Wow that’s pricey. The Financial Times has launched a new social network, FT Media and Technology Executive Leadership Forum. The $3,300 price tag to join includes one free conference and one year of the newspaper. It’s the first in a series of launches planned by FT, with future offerings in luxury goods and property, according to the Guardian.

While media companies are trying many different approaches to engage readers in communities and keep them on their sites–such as working with start-ups like Mixx, Inform, Aggregate Knowledge and Loomia–they are mostly all based on free ad-based models. FT’s move into the luxury area is a very different approach.

<via Mashable.>

A Virtual Newsroom?

Duke University’s Idealab has an interesting post on the future of the newsroom. Will it be a virtual newsroom, as one venture capitalist suggested to the San Jose Mercury-News’ Chris O’Brien?

With all the problems facing newspapers these days–from Google News on one side to Craigslist on the other–newspapers are clearly in the future going to be more and more on a digital platform and less and less rolled up and tossed onto someone’s lawn.
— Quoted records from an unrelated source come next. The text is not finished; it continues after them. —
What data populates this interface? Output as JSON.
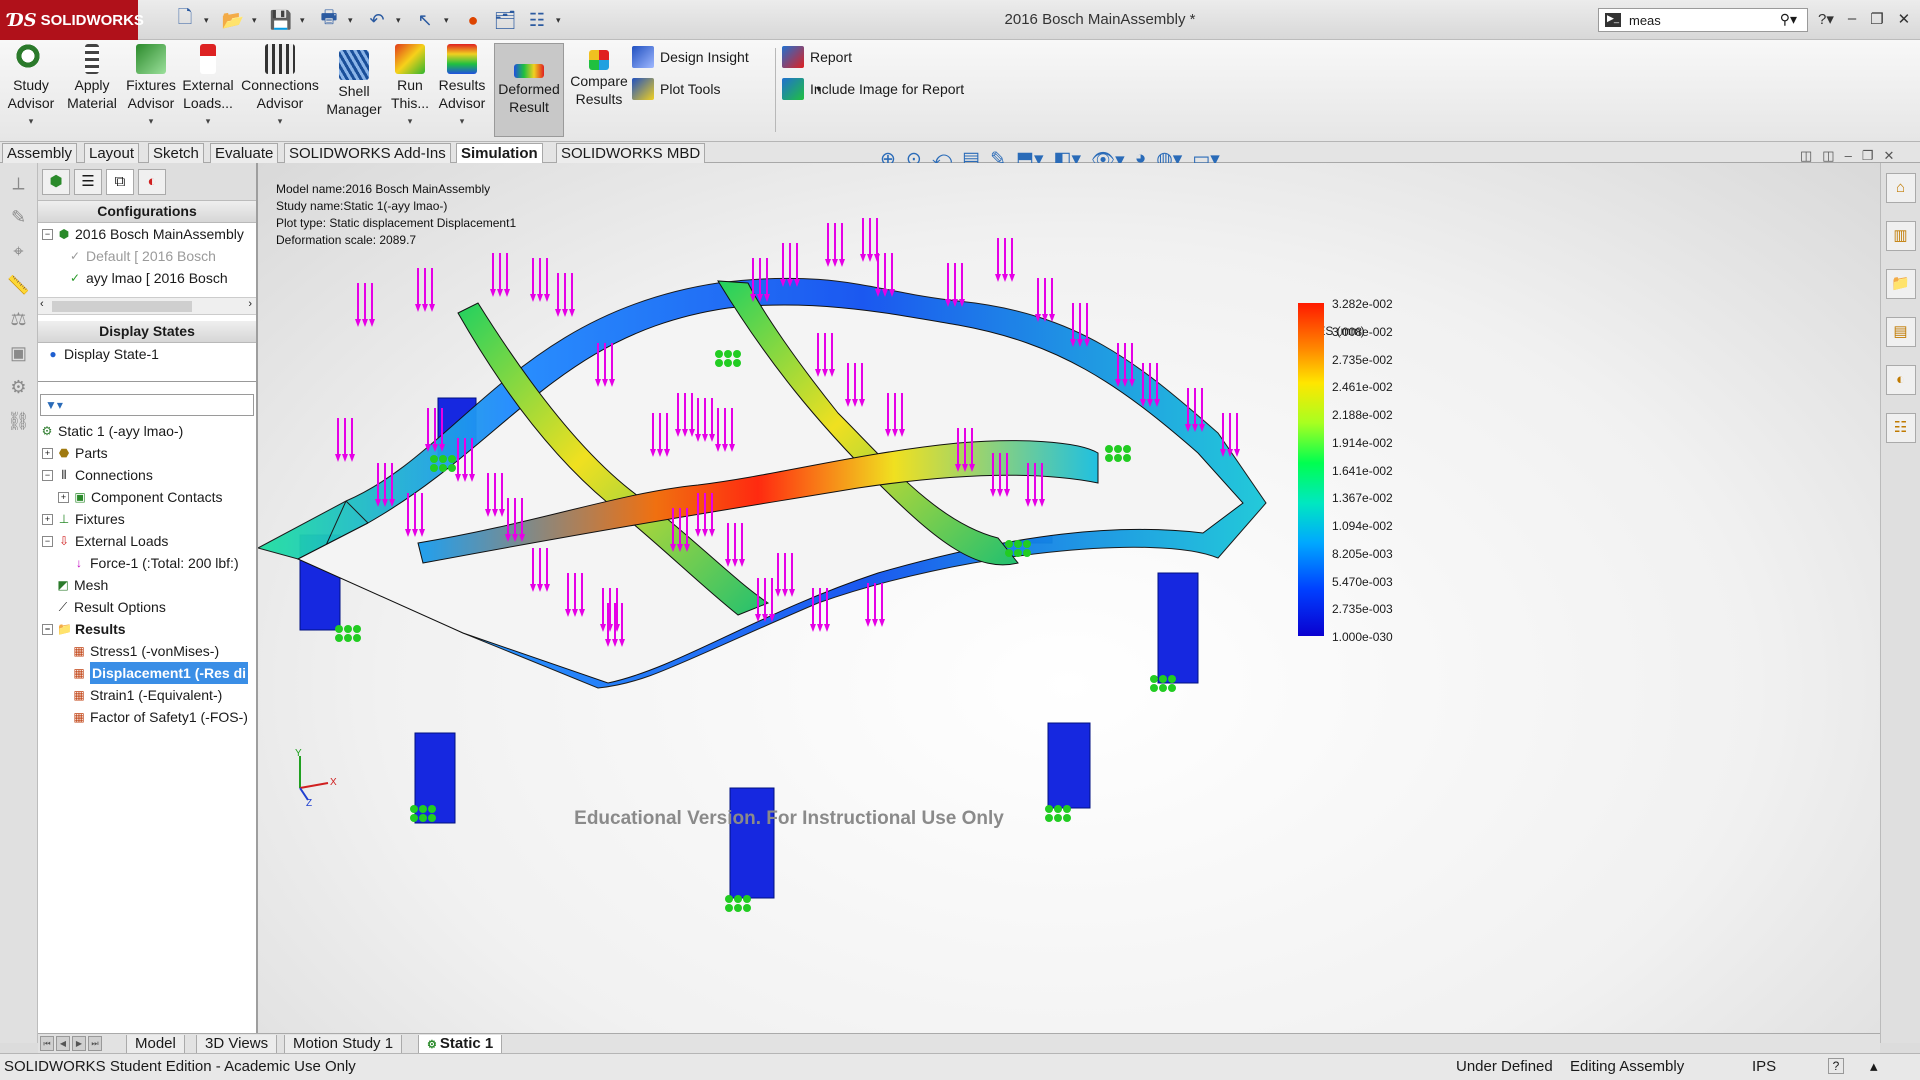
{
  "app": {
    "logo_text": "SOLIDWORKS",
    "document_title": "2016 Bosch MainAssembly *"
  },
  "search": {
    "value": "meas"
  },
  "ribbon": {
    "study_advisor": "Study Advisor",
    "apply_material": "Apply Material",
    "fixtures_advisor": "Fixtures Advisor",
    "external_loads": "External Loads...",
    "connections_advisor": "Connections Advisor",
    "shell_manager": "Shell Manager",
    "run_this": "Run This...",
    "results_advisor": "Results Advisor",
    "deformed_result": "Deformed Result",
    "compare_results": "Compare Results",
    "design_insight": "Design Insight",
    "plot_tools": "Plot Tools",
    "report": "Report",
    "include_image": "Include Image for Report"
  },
  "command_tabs": [
    "Assembly",
    "Layout",
    "Sketch",
    "Evaluate",
    "SOLIDWORKS Add-Ins",
    "Simulation",
    "SOLIDWORKS MBD"
  ],
  "active_command_tab": "Simulation",
  "configurations": {
    "header": "Configurations",
    "root": "2016 Bosch MainAssembly",
    "items": [
      "Default [ 2016 Bosch",
      "ayy lmao [ 2016 Bosch"
    ]
  },
  "display_states": {
    "header": "Display States",
    "items": [
      "Display State-1"
    ]
  },
  "study_tree": {
    "study": "Static 1 (-ayy lmao-)",
    "parts": "Parts",
    "connections": "Connections",
    "component_contacts": "Component Contacts",
    "fixtures": "Fixtures",
    "external_loads": "External Loads",
    "force": "Force-1 (:Total: 200 lbf:)",
    "mesh": "Mesh",
    "result_options": "Result Options",
    "results": "Results",
    "result_items": [
      "Stress1 (-vonMises-)",
      "Displacement1 (-Res di",
      "Strain1 (-Equivalent-)",
      "Factor of Safety1 (-FOS-)"
    ]
  },
  "plot_info": {
    "model_name": "Model name:2016 Bosch MainAssembly",
    "study_name": "Study name:Static 1(-ayy lmao-)",
    "plot_type": "Plot type: Static displacement Displacement1",
    "deformation_scale": "Deformation scale: 2089.7"
  },
  "legend": {
    "title": "URES (mm)",
    "labels": [
      "3.282e-002",
      "3.008e-002",
      "2.735e-002",
      "2.461e-002",
      "2.188e-002",
      "1.914e-002",
      "1.641e-002",
      "1.367e-002",
      "1.094e-002",
      "8.205e-003",
      "5.470e-003",
      "2.735e-003",
      "1.000e-030"
    ]
  },
  "triad": {
    "x": "X",
    "y": "Y",
    "z": "Z"
  },
  "watermark": "Educational Version. For Instructional Use Only",
  "bottom_tabs": [
    "Model",
    "3D Views",
    "Motion Study 1",
    "Static 1"
  ],
  "active_bottom_tab": "Static 1",
  "status": {
    "edition": "SOLIDWORKS Student Edition - Academic Use Only",
    "definition": "Under Defined",
    "mode": "Editing Assembly",
    "units": "IPS",
    "help": "?"
  },
  "colors": {
    "logo_red": "#b0111a",
    "selection_blue": "#3a8ee6",
    "load_arrow": "#e600e6",
    "fixture_green": "#22cc22"
  }
}
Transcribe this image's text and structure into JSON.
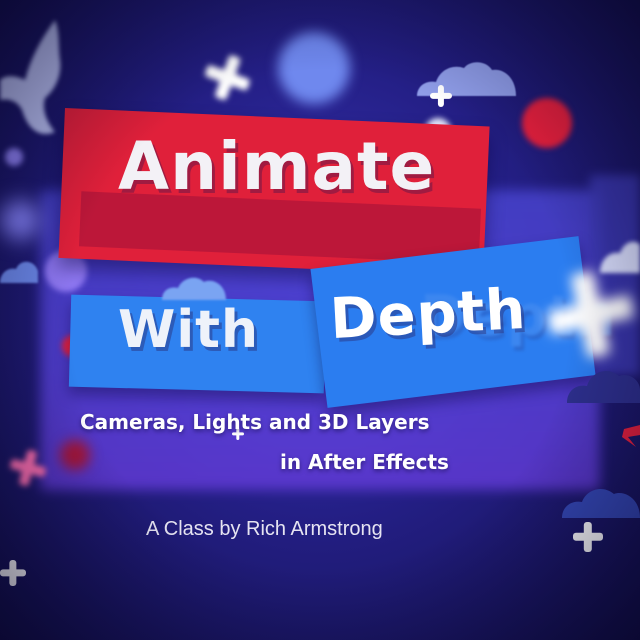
{
  "title": {
    "line1": "Animate",
    "line2_left": "With",
    "line2_right": "Depth"
  },
  "subtitle": {
    "line1": "Cameras, Lights and 3D Layers",
    "line2": "in After Effects"
  },
  "byline": "A Class by Rich Armstrong",
  "colors": {
    "background": "#241f86",
    "red_band": "#e0203a",
    "blue_band": "#2f82f0",
    "text": "#ffffff",
    "accent_red_dot": "#e8203c",
    "pink_plus": "#ff6fb0"
  },
  "icons": [
    "bird-icon",
    "cloud-icon",
    "plus-icon",
    "dot-icon"
  ]
}
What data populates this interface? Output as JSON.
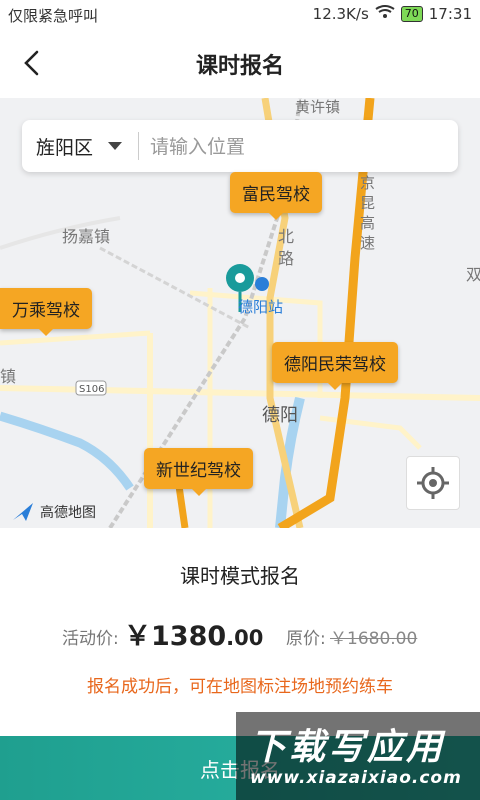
{
  "status_bar": {
    "carrier": "仅限紧急呼叫",
    "speed": "12.3K/s",
    "battery": "70",
    "time": "17:31"
  },
  "header": {
    "title": "课时报名",
    "back_icon": "chevron-left-icon"
  },
  "search": {
    "district": "旌阳区",
    "placeholder": "请输入位置"
  },
  "map": {
    "labels": {
      "town_yangjia": "扬嘉镇",
      "station": "德阳站",
      "city": "德阳",
      "road_s106": "S106",
      "road_north": "北路",
      "expressway": "京昆高速",
      "town_top": "黄许镇",
      "edge_right": "双",
      "edge_left": "镇"
    },
    "schools": [
      {
        "name": "富民驾校"
      },
      {
        "name": "万乘驾校"
      },
      {
        "name": "德阳民荣驾校"
      },
      {
        "name": "新世纪驾校"
      }
    ],
    "logo_text": "高德地图",
    "accent_color": "#f5a623"
  },
  "sheet": {
    "title": "课时模式报名",
    "activity_label": "活动价:",
    "activity_price_main": "￥1380",
    "activity_price_cents": ".00",
    "original_label": "原价:",
    "original_price": "￥1680.00",
    "notice": "报名成功后，可在地图标注场地预约练车",
    "notice_color": "#e8671c"
  },
  "submit": {
    "label": "点击报名",
    "color": "#2bb6a7"
  },
  "watermark": {
    "line1": "下载写应用",
    "line2": "www.xiazaixiao.com"
  }
}
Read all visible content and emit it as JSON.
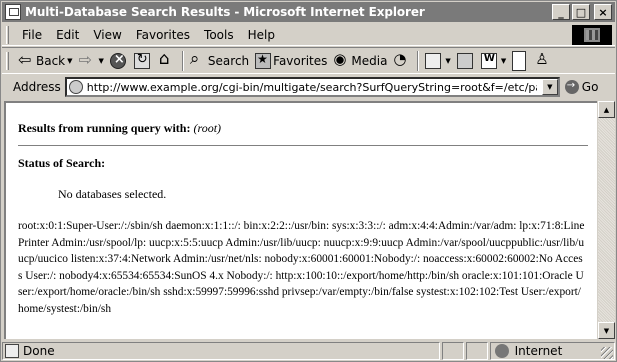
{
  "window": {
    "title": "Multi-Database Search Results - Microsoft Internet Explorer"
  },
  "menu": {
    "items": [
      "File",
      "Edit",
      "View",
      "Favorites",
      "Tools",
      "Help"
    ]
  },
  "toolbar": {
    "back_label": "Back",
    "search_label": "Search",
    "favorites_label": "Favorites",
    "media_label": "Media"
  },
  "address": {
    "label": "Address",
    "url": "http://www.example.org/cgi-bin/multigate/search?SurfQueryString=root&f=/etc/passwd",
    "go_label": "Go"
  },
  "page": {
    "query_heading": "Results from running query with:",
    "query_value": "(root)",
    "status_heading": "Status of Search:",
    "no_db_message": "No databases selected.",
    "passwd_dump": "root:x:0:1:Super-User:/:/sbin/sh daemon:x:1:1::/: bin:x:2:2::/usr/bin: sys:x:3:3::/: adm:x:4:4:Admin:/var/adm: lp:x:71:8:Line Printer Admin:/usr/spool/lp: uucp:x:5:5:uucp Admin:/usr/lib/uucp: nuucp:x:9:9:uucp Admin:/var/spool/uucppublic:/usr/lib/uucp/uucico listen:x:37:4:Network Admin:/usr/net/nls: nobody:x:60001:60001:Nobody:/: noaccess:x:60002:60002:No Access User:/: nobody4:x:65534:65534:SunOS 4.x Nobody:/: http:x:100:10::/export/home/http:/bin/sh oracle:x:101:101:Oracle User:/export/home/oracle:/bin/sh sshd:x:59997:59996:sshd privsep:/var/empty:/bin/false systest:x:102:102:Test User:/export/home/systest:/bin/sh"
  },
  "status": {
    "text": "Done",
    "zone": "Internet"
  }
}
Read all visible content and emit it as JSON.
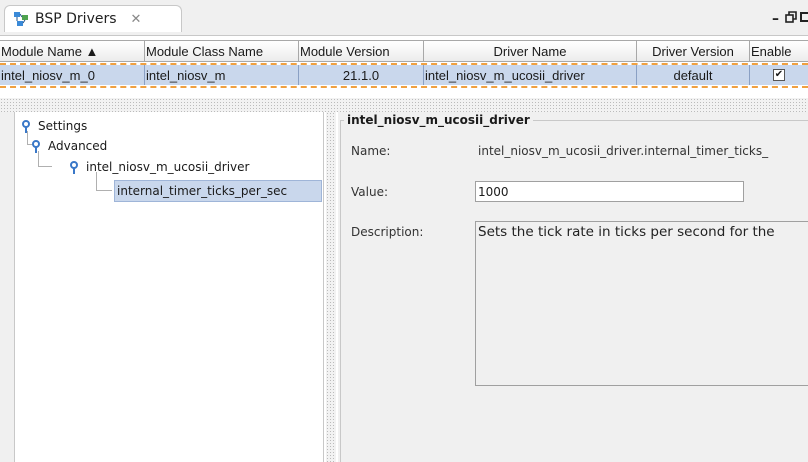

So will the newsrooms that produce the stories also be distributed and connected digitally? Many growing Silicon Valley tech blogs already run remotely with writers and editors spanned across the globe, communicating over IM and email, and rarely even meeting in person.  

The journalists at Duke have an interesting discussion going. Having been at a newspaper, I’d have to agree with those who say that there’s nothing like the camaraderie of a newsroom and the buzz of electricity that runs through it when a big story hits and everyone in the room knows it and feeds off of each other, getting that night’s issue out the door. 

No Checkbook, No Problem

A story I wrote on personal finance start-ups–such as Mint,  WesabeBuxfer and Spendview–ran today on Dow Jones Newswires, then got picked up by the Associated Press.

Venture capitalists have been busy investing in personal-finance Web start-ups, attempting to tap into a new generation of consumers who have never balanced a checkbook and increasingly view online money management as they would any other kind of Web service.

Read the rest of the story here or here.

What Would Simon Cowell Say?

Who says startups and VCs aren’t entertaining?  My blog post ran in the WSJ blog “Independent Street.” 

Here Goes…

This is my first entry. We’ll see what exciting places this takes us…